*DATA FOR ANALYSIS*:
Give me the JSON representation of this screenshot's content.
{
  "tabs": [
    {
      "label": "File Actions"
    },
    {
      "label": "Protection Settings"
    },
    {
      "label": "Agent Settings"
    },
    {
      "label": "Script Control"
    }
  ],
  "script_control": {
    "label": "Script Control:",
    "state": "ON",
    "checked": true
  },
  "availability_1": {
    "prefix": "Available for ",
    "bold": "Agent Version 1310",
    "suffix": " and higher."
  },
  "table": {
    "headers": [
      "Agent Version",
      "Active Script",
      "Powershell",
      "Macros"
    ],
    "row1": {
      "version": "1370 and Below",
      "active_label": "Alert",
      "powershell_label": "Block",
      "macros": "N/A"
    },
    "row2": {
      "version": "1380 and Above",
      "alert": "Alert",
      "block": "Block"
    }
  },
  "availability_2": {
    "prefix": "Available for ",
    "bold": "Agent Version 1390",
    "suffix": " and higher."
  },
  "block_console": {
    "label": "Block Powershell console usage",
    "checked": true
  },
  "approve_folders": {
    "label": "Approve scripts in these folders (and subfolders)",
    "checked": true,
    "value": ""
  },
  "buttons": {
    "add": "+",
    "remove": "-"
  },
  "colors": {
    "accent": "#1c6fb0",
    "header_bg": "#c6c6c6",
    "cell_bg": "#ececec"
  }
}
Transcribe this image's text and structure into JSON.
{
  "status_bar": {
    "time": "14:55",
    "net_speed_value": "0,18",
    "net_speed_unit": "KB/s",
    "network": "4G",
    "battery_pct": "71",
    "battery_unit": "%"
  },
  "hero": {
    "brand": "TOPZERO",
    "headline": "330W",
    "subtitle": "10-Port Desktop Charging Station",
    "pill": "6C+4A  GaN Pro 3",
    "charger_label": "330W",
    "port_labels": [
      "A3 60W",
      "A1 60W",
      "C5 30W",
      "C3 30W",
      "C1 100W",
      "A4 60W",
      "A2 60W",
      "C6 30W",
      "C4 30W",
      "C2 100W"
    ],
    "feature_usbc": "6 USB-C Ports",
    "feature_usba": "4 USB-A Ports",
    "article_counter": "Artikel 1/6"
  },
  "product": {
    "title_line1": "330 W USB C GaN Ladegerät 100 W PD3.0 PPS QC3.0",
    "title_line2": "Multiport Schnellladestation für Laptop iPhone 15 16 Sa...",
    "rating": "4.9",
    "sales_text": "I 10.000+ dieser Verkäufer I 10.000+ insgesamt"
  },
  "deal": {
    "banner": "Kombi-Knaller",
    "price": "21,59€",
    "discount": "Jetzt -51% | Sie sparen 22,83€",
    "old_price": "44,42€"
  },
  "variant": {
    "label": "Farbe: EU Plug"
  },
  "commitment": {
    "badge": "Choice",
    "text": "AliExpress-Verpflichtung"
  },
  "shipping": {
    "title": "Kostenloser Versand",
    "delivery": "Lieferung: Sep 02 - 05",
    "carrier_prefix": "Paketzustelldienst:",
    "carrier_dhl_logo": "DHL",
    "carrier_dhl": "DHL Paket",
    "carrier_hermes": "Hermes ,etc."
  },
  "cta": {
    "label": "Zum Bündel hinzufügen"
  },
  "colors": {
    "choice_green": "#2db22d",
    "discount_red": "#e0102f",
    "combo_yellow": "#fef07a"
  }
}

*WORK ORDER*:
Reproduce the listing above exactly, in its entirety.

*ANSWER TO THE EXERCISE*:
Give me the JSON representation of this screenshot's content.
{
  "tabs": [
    {
      "label": "File Actions"
    },
    {
      "label": "Protection Settings"
    },
    {
      "label": "Agent Settings"
    },
    {
      "label": "Script Control"
    }
  ],
  "script_control": {
    "label": "Script Control:",
    "state": "ON",
    "checked": true
  },
  "availability_1": {
    "prefix": "Available for ",
    "bold": "Agent Version 1310",
    "suffix": " and higher."
  },
  "table": {
    "headers": [
      "Agent Version",
      "Active Script",
      "Powershell",
      "Macros"
    ],
    "row1": {
      "version": "1370 and Below",
      "active_label": "Alert",
      "powershell_label": "Block",
      "macros": "N/A"
    },
    "row2": {
      "version": "1380 and Above",
      "alert": "Alert",
      "block": "Block"
    }
  },
  "availability_2": {
    "prefix": "Available for ",
    "bold": "Agent Version 1390",
    "suffix": " and higher."
  },
  "block_console": {
    "label": "Block Powershell console usage",
    "checked": true
  },
  "approve_folders": {
    "label": "Approve scripts in these folders (and subfolders)",
    "checked": true,
    "value": ""
  },
  "buttons": {
    "add": "+",
    "remove": "-"
  },
  "colors": {
    "accent": "#1c6fb0",
    "header_bg": "#c6c6c6",
    "cell_bg": "#ececec"
  }
}
Transcribe this image's text and structure into JSON.
{
  "status_bar": {
    "time": "14:55",
    "net_speed_value": "0,18",
    "net_speed_unit": "KB/s",
    "network": "4G",
    "battery_pct": "71",
    "battery_unit": "%"
  },
  "hero": {
    "brand": "TOPZERO",
    "headline": "330W",
    "subtitle": "10-Port Desktop Charging Station",
    "pill": "6C+4A  GaN Pro 3",
    "charger_label": "330W",
    "port_labels": [
      "A3 60W",
      "A1 60W",
      "C5 30W",
      "C3 30W",
      "C1 100W",
      "A4 60W",
      "A2 60W",
      "C6 30W",
      "C4 30W",
      "C2 100W"
    ],
    "feature_usbc": "6 USB-C Ports",
    "feature_usba": "4 USB-A Ports",
    "article_counter": "Artikel 1/6"
  },
  "product": {
    "title_line1": "330 W USB C GaN Ladegerät 100 W PD3.0 PPS QC3.0",
    "title_line2": "Multiport Schnellladestation für Laptop iPhone 15 16 Sa...",
    "rating": "4.9",
    "sales_text": "I 10.000+ dieser Verkäufer I 10.000+ insgesamt"
  },
  "deal": {
    "banner": "Kombi-Knaller",
    "price": "21,59€",
    "discount": "Jetzt -51% | Sie sparen 22,83€",
    "old_price": "44,42€"
  },
  "variant": {
    "label": "Farbe: EU Plug"
  },
  "commitment": {
    "badge": "Choice",
    "text": "AliExpress-Verpflichtung"
  },
  "shipping": {
    "title": "Kostenloser Versand",
    "delivery": "Lieferung: Sep 02 - 05",
    "carrier_prefix": "Paketzustelldienst:",
    "carrier_dhl_logo": "DHL",
    "carrier_dhl": "DHL Paket",
    "carrier_hermes": "Hermes ,etc."
  },
  "cta": {
    "label": "Zum Bündel hinzufügen"
  },
  "colors": {
    "choice_green": "#2db22d",
    "discount_red": "#e0102f",
    "combo_yellow": "#fef07a"
  }
}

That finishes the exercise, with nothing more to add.